* WORK INSTRUCTION: From the entries, copy every line that carries the string "서연테크".

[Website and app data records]
::::

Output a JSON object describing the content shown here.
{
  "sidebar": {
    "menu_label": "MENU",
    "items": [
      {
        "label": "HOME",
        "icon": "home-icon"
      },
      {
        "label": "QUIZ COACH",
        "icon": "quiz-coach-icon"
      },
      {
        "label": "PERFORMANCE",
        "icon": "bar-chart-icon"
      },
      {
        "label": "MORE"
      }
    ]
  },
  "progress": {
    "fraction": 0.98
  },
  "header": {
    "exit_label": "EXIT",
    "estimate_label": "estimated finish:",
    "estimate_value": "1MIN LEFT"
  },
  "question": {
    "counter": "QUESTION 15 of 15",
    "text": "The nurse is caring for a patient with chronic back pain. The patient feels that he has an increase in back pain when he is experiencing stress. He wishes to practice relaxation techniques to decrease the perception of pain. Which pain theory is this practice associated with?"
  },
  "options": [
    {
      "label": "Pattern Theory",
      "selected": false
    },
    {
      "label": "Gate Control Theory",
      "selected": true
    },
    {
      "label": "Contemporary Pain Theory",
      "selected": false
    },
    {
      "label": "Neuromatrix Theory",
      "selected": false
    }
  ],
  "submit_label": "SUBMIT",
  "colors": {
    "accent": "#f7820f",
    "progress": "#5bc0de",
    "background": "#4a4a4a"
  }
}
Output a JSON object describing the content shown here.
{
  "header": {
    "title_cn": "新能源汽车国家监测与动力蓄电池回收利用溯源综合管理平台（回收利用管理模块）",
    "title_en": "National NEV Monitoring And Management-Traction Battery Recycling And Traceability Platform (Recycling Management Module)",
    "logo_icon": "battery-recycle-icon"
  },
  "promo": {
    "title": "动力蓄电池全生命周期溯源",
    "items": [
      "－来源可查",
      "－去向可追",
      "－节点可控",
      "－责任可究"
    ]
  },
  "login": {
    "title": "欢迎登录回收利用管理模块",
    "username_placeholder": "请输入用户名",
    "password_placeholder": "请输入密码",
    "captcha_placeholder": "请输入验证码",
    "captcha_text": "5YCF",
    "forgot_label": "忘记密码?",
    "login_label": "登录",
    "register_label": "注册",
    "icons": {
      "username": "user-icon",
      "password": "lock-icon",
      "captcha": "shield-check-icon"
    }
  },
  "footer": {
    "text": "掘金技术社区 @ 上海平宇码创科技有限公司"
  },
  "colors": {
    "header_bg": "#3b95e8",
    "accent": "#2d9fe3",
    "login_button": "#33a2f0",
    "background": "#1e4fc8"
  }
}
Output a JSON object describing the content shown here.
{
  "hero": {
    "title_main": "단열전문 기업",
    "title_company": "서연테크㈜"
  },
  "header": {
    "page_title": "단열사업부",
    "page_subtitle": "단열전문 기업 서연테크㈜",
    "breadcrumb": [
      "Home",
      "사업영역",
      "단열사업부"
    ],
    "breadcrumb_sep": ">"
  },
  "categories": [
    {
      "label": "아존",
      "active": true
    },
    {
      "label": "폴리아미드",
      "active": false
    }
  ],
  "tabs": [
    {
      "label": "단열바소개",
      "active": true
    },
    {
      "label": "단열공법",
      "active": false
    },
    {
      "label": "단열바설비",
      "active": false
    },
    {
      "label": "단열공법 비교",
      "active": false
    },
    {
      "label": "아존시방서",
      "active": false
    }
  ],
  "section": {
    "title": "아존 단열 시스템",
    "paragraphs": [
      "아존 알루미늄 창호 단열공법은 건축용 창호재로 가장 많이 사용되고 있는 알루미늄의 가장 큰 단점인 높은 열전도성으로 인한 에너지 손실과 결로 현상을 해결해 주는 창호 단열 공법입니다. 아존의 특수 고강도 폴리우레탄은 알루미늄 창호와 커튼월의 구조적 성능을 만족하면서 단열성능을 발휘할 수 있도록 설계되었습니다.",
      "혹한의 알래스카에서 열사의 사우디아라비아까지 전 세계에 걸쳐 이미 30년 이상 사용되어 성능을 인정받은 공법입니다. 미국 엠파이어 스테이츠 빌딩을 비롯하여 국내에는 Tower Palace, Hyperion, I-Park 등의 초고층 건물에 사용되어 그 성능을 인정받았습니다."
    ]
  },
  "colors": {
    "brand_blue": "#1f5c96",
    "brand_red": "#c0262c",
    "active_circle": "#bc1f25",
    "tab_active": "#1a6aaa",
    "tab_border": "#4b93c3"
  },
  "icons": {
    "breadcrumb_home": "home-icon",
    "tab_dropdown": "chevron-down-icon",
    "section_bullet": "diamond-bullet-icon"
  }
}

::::

* ANSWER FOR THE TASK:
    "title_company": "서연테크㈜"
    "page_subtitle": "단열전문 기업 서연테크㈜",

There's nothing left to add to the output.